START DATA SUPPLIED
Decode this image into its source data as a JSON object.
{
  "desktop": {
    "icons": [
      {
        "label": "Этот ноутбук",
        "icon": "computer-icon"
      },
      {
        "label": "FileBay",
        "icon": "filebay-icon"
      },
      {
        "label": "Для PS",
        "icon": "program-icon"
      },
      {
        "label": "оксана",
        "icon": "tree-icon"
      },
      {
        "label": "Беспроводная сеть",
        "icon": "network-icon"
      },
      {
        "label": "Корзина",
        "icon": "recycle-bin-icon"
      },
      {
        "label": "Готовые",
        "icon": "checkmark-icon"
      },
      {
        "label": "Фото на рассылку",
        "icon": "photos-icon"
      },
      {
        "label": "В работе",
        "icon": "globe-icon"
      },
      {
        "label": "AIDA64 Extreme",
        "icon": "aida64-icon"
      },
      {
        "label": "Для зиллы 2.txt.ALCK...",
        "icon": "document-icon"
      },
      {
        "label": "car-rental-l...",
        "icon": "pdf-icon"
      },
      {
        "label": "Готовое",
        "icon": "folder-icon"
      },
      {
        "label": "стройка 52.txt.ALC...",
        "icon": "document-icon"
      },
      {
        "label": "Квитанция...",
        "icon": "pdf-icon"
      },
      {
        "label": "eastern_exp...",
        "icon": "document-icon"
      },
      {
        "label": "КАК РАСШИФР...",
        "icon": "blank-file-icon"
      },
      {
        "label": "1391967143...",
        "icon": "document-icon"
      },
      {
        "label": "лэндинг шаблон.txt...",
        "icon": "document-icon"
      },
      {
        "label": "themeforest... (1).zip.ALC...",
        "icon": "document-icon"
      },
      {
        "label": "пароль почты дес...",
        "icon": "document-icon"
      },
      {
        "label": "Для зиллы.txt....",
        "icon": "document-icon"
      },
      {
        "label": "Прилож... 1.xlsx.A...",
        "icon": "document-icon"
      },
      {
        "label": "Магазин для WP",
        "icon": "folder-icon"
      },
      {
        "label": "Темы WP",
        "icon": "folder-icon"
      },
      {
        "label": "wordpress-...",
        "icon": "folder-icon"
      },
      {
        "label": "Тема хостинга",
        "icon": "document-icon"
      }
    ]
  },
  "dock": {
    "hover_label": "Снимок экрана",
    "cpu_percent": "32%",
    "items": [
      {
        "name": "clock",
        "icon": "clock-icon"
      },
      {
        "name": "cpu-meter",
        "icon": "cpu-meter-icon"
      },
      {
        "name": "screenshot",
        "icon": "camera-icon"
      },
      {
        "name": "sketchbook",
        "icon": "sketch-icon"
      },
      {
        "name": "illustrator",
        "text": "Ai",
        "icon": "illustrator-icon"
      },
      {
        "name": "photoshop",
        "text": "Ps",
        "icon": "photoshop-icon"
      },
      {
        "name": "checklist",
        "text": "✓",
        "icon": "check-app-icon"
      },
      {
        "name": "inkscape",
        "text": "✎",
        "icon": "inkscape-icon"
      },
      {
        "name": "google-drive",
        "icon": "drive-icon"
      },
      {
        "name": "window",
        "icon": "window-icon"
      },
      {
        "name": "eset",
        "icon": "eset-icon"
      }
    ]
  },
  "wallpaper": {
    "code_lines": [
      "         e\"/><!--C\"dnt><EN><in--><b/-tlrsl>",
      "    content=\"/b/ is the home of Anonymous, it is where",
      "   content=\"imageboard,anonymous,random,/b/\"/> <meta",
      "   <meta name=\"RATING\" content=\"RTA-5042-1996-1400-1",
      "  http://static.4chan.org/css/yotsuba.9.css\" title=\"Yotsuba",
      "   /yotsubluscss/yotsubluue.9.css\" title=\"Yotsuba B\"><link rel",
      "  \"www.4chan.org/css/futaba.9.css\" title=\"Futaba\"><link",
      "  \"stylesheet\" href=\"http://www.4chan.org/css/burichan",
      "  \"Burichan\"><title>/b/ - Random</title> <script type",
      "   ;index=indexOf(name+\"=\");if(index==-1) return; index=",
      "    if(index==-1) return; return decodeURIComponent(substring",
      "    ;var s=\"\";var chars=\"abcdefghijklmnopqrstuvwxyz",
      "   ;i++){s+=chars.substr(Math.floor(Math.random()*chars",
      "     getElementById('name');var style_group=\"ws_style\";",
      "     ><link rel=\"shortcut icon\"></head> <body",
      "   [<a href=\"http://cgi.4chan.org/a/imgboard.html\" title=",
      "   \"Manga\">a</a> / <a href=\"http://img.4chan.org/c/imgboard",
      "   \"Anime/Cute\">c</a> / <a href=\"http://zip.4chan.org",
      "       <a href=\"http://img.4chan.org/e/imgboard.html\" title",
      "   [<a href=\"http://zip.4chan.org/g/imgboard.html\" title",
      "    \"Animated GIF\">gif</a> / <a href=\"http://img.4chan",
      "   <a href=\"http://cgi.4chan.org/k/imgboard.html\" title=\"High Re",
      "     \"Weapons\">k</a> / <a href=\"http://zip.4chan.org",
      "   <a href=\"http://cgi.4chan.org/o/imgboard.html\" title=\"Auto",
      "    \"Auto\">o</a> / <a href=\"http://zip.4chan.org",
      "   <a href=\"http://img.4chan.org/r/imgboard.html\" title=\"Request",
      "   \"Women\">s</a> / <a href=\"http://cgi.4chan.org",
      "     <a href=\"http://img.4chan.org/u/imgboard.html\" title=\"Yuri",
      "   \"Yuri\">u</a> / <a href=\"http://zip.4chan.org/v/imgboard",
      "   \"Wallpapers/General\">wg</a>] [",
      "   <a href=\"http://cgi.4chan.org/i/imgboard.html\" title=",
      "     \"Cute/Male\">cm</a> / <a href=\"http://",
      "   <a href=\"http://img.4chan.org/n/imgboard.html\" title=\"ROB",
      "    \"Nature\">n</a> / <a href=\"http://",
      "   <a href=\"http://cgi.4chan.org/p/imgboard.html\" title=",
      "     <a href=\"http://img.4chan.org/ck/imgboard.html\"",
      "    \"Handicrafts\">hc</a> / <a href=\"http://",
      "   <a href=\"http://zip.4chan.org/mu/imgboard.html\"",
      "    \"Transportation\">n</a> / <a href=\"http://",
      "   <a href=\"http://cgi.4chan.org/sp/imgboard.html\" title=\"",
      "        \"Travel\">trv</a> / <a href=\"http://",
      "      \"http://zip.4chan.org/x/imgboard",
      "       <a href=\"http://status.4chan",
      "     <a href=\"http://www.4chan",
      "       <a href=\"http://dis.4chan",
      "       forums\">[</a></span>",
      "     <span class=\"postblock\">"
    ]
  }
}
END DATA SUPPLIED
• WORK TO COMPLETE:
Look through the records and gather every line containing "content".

• RESULT FOR THIS EXERCISE:
      "    content=\"/b/ is the home of Anonymous, it is where",
      "   content=\"imageboard,anonymous,random,/b/\"/> <meta",
      "   <meta name=\"RATING\" content=\"RTA-5042-1996-1400-1",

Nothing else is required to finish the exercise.